I received an email earlier today from Newspapers & Technology Magazine. The magazine sends out the emails occasionally to update those of us who work in newspapers about what is going on in our industry.
The email today had some of the normal stories — this company buying that company and this paper putting its news behind a digital paywall.
But there were several stories that were alarming. The Portland Tribune in Portland, Oregon, cut its paper back to one time a week. The Register Citizen in New Haven, Conn., closed its office and will have its one remaining employee work from his home. Finally, a story we have been seeing way too much in recent years, the News-Gazette in Contra Costa County, California, closed its doors for good. The paper had been publishing since 1958.
The managing editor of the News-Gazette said the closure would be devastating for the community.
“Not to pat ourselves and say we’re winning Pulitzers, but we are covering those issues that nobody else is covering at all,” Rick Jones told KQED News. “Anything happening now, unfortunately, it’s not going to be covered. That’s the news hole.”
Unfortunately, across our state and nation, Contra Costa County is one of many smaller communities that will have no one to tell the stories that impact people who live and work there.
As a whole, the newspaper industry is struggling. Every day it seems more people are getting their news from reputable sources like Facebook and Twitter (sarcasm intended). And with fewer readers, it becomes more and more difficult to get advertisers to spend their money with newspapers like the News-Herald.
Across the nation, the answer to difficult times has been first to cut payroll, usually cutting staff in the newsroom before moving on to other departments. When that doesn’t work, more drastic steps are taken, leading eventually to papers being closed for good.
Before I moved to Del Rio, I worked for a private company that owned around a dozen papers. The owner had been in charge for many years and had watched his profit go from what was likely millions to small profits and finally losses. For several years, he had a big enough nest egg to absorb the losses without hurting his papers. But over time the cuts got greater and the losses began to cut greater into his personal funds.

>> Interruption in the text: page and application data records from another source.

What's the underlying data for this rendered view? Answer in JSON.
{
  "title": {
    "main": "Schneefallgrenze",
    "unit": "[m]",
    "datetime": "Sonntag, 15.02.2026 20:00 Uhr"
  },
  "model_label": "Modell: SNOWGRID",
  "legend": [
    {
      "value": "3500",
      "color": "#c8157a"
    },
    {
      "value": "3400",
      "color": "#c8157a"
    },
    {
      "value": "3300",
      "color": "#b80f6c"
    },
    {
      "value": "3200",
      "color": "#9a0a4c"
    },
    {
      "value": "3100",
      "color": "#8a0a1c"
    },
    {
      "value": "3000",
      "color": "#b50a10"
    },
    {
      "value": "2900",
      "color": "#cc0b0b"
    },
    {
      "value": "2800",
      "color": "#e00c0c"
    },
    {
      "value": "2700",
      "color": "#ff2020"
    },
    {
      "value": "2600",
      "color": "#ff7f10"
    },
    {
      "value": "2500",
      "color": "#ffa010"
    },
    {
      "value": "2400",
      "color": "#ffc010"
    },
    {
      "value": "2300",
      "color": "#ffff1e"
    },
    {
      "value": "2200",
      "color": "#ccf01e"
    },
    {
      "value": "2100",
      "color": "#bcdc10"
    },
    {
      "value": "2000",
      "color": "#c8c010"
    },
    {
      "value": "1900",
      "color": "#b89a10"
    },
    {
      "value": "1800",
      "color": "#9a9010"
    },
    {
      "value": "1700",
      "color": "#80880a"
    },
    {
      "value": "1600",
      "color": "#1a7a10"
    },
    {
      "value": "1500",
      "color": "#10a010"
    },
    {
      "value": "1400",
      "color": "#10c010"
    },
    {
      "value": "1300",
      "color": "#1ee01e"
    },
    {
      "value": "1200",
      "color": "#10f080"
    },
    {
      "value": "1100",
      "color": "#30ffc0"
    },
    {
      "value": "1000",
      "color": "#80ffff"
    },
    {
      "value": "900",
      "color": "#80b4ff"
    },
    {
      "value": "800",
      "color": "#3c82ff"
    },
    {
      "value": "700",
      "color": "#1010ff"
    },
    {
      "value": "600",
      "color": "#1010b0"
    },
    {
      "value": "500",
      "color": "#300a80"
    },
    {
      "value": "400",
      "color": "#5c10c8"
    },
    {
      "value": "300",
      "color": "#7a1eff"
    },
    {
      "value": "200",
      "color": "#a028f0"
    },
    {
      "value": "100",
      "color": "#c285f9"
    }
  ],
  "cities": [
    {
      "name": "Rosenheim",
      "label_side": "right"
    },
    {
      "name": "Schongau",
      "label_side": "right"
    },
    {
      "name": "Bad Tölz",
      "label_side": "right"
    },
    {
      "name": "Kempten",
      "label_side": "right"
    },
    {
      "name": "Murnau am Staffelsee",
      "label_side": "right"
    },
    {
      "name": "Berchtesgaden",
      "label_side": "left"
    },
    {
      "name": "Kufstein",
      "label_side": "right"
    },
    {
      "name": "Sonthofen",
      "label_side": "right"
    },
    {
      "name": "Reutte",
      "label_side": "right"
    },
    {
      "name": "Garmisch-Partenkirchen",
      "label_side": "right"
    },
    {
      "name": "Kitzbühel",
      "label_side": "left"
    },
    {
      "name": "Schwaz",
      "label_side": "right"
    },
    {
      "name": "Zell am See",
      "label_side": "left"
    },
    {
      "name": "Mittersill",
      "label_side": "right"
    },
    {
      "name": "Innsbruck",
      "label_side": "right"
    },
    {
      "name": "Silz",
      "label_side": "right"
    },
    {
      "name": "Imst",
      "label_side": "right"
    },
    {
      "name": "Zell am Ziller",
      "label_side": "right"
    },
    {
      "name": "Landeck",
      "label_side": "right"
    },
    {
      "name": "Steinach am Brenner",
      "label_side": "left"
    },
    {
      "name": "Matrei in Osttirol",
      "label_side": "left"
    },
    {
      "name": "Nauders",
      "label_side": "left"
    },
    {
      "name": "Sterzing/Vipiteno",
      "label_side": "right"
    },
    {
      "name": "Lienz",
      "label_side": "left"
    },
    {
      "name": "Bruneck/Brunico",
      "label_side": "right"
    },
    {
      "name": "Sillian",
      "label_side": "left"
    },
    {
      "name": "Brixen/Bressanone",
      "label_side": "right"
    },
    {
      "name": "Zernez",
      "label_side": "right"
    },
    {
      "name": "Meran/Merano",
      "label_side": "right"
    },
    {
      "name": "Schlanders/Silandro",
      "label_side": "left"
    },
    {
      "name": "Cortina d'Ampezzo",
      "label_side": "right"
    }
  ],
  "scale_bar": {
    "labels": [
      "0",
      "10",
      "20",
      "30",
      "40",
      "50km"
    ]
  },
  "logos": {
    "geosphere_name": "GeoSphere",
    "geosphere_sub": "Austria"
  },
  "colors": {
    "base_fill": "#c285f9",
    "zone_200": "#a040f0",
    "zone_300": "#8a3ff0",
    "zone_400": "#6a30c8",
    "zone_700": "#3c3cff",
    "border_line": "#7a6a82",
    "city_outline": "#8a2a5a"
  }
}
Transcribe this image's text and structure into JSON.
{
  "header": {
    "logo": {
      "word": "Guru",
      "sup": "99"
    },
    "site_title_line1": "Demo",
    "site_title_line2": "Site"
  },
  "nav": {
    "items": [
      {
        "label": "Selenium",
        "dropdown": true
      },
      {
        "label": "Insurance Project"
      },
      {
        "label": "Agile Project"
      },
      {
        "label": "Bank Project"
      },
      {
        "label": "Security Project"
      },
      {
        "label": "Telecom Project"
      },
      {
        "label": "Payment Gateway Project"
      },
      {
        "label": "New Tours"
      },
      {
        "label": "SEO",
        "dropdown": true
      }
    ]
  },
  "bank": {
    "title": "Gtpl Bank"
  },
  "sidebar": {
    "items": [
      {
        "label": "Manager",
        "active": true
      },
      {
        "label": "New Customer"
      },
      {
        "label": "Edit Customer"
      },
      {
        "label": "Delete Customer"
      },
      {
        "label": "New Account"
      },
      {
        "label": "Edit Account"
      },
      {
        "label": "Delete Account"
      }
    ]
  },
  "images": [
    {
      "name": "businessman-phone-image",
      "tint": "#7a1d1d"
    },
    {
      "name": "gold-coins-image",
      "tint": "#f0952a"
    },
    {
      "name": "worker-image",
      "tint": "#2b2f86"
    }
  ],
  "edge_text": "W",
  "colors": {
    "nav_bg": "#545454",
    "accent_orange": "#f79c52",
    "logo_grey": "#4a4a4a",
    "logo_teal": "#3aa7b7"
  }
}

As that happened, the owner become a little desperate and that desperation led to him shutting two papers with almost no notice. In each case, a buyer came in at the last second and kept the papers open — but barely.
It’s easy for me to say this because I’ve spent my whole life in the news, but community newspapers are extremely important. We play a vital role in the community that can’t be replaced if a paper closes down. Yes, we do have a role as the watchdog as many in our industry claim, but that’s just a small part of our job. Even more important, we tell the stories about the men and women, boys and girls, who call our community home.
In the News-Herald, you can see what your local governments are doing. But you can also find out how the Del Rio sports teams fare, see who won at the livestock show and hear from local pastors who share the word of God.
We are part of Del Rio; this is our home and we want it to excel in every way. Part of excelling is having a strong, local paper. And for that, we need your help. Please pick up the paper or visit our website and read the stories. You might be surprised at what you will learn. If you own or manage a business, consider advertising to sell your product or service.
We are fortunate that our parent company — Southern Newspapers Inc. — is a strong company dedicated to community newspapers. That’s all they do. With your support, we will be here for generations to come, ensuring Del Rio has a newspaper of its own for many years to come.
David Rupkalvis is the publisher of the Del Rio News-Herald